What is needed — Give back, exactly and with nothing added, the lines that run from the one containing "Output a JSON" to the final line below.

Dataset rows for apps and sites:
━━━━━━━━━━━━━━━━━━━━

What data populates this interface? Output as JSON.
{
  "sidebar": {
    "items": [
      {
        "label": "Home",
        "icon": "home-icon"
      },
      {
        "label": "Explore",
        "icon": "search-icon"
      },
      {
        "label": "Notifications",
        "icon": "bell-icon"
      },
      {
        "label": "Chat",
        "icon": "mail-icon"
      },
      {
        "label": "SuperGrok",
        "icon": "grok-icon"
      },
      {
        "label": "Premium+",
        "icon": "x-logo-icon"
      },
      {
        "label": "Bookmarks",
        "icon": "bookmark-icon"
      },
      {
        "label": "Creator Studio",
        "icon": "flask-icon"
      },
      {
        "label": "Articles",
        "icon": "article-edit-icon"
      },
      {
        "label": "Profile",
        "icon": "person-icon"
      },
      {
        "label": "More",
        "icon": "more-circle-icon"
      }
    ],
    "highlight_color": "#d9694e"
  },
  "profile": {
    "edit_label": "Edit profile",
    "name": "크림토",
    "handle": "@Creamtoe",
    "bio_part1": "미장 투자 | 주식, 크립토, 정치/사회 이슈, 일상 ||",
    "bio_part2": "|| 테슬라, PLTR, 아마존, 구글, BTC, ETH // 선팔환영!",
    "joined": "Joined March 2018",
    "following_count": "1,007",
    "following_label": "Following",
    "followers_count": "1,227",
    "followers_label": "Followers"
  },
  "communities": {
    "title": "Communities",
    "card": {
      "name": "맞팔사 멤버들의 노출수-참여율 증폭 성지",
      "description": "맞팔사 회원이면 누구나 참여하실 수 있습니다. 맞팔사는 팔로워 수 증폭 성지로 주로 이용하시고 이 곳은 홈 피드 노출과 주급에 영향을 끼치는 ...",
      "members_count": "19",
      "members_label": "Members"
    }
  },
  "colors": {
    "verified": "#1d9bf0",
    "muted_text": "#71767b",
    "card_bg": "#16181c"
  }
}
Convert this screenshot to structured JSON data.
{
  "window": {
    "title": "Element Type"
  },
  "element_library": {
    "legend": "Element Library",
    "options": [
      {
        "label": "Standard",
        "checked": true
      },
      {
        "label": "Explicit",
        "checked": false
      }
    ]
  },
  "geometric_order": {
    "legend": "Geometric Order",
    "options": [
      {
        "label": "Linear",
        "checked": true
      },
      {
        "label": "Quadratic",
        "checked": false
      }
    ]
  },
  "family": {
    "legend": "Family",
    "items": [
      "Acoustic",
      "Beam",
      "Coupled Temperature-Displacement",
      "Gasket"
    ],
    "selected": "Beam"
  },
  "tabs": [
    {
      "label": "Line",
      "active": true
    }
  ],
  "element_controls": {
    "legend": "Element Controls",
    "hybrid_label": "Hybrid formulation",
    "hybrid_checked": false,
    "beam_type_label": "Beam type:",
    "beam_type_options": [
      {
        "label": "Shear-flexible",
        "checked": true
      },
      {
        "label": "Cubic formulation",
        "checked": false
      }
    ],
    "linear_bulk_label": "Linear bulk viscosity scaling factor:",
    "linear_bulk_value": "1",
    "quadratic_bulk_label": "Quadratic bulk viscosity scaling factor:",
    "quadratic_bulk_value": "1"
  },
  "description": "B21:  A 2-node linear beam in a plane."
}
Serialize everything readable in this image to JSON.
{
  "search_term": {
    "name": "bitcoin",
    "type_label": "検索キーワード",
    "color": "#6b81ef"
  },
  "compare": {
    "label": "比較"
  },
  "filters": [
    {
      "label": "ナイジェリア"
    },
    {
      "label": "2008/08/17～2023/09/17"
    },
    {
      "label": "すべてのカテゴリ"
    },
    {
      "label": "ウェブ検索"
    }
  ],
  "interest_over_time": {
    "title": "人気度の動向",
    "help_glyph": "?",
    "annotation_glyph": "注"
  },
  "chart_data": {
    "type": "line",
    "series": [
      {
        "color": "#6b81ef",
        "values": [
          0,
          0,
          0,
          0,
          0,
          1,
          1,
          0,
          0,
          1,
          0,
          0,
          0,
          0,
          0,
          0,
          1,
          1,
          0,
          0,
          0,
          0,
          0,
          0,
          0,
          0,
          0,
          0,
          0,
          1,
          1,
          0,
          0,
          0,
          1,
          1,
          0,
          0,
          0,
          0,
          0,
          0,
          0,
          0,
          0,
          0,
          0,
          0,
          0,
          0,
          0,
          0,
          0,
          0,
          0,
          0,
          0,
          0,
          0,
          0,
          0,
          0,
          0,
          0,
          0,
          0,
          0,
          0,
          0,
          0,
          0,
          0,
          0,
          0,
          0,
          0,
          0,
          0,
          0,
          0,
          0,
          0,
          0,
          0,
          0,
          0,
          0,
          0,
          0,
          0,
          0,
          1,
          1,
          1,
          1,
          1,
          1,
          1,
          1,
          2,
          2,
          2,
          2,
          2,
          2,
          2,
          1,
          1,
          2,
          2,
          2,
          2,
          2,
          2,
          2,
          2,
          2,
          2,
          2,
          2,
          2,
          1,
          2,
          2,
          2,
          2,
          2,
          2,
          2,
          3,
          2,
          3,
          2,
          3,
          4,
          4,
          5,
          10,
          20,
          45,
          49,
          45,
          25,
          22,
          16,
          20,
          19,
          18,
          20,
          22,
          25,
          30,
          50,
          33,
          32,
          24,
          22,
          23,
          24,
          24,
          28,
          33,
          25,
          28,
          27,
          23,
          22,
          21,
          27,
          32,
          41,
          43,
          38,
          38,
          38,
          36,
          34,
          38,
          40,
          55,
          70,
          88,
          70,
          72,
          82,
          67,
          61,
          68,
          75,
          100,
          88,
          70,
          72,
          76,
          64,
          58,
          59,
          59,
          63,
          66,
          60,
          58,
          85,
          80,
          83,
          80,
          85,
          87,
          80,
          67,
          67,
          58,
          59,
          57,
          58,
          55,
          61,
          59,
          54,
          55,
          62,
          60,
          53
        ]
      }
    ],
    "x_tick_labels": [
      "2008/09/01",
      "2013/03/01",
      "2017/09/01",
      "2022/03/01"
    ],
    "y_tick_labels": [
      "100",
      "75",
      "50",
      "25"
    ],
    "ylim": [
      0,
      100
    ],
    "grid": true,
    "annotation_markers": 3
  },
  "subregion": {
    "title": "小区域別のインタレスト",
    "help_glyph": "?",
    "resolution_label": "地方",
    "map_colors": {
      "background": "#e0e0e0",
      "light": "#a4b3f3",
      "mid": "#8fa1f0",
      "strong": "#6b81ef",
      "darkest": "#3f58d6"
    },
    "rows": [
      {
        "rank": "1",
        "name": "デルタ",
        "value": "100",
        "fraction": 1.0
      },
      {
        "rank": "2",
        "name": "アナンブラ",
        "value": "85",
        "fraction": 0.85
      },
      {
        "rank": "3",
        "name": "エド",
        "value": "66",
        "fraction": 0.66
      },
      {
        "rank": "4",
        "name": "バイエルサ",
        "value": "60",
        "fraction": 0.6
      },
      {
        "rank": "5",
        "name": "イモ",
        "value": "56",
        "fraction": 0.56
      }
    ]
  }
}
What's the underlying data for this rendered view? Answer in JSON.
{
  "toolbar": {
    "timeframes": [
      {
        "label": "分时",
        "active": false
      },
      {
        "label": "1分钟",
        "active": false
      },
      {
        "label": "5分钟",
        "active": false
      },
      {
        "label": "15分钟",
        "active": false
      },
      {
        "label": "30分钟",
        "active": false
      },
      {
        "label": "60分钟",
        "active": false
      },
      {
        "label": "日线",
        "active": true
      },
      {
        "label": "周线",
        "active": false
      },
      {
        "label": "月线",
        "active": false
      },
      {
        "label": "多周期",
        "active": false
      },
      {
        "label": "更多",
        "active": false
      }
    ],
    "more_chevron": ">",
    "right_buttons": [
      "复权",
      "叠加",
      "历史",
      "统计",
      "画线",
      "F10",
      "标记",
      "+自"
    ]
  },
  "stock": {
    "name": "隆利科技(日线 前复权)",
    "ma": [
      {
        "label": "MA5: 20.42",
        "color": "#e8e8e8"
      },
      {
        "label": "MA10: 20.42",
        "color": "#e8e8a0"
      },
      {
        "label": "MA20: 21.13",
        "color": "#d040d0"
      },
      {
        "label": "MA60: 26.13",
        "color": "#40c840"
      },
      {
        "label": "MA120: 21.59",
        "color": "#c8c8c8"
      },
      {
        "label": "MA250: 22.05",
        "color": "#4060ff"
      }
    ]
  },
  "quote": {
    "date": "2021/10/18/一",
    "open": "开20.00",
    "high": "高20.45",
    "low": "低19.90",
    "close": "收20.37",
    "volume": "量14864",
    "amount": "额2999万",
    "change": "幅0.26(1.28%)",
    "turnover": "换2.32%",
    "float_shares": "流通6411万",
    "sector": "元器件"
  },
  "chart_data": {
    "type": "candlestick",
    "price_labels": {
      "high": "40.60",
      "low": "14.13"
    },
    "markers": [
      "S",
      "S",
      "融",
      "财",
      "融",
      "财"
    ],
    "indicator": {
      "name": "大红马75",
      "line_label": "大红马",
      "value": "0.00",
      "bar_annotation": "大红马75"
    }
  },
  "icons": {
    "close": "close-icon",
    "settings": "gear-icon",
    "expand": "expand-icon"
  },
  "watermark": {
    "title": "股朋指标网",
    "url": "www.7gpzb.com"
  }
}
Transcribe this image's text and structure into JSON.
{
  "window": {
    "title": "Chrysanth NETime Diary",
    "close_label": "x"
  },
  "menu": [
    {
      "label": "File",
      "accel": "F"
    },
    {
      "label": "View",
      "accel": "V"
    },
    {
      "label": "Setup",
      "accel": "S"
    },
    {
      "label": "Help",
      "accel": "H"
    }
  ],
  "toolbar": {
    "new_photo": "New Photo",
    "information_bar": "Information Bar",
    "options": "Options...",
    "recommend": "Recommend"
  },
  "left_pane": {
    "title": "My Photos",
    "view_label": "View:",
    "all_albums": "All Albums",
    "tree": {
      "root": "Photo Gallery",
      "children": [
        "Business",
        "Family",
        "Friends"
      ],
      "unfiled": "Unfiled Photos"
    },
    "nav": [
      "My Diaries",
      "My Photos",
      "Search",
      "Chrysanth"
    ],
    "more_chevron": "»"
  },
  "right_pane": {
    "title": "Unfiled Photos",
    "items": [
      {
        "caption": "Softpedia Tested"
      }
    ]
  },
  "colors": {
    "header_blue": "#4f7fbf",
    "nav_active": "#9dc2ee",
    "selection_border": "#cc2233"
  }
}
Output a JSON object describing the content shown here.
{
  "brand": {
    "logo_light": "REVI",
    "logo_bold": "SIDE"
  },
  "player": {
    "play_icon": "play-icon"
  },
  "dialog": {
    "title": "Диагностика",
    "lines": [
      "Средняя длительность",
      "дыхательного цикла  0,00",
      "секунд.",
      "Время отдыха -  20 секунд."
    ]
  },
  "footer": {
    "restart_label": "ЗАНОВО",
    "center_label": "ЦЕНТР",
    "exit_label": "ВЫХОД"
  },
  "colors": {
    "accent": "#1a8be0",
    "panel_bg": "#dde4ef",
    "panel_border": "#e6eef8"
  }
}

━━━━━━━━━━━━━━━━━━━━

Task output —
Output a JSON object describing the content shown here.
{
  "brand": {
    "logo_light": "REVI",
    "logo_bold": "SIDE"
  },
  "player": {
    "play_icon": "play-icon"
  },
  "dialog": {
    "title": "Диагностика",
    "lines": [
      "Средняя длительность",
      "дыхательного цикла  0,00",
      "секунд.",
      "Время отдыха -  20 секунд."
    ]
  },
  "footer": {
    "restart_label": "ЗАНОВО",
    "center_label": "ЦЕНТР",
    "exit_label": "ВЫХОД"
  },
  "colors": {
    "accent": "#1a8be0",
    "panel_bg": "#dde4ef",
    "panel_border": "#e6eef8"
  }
}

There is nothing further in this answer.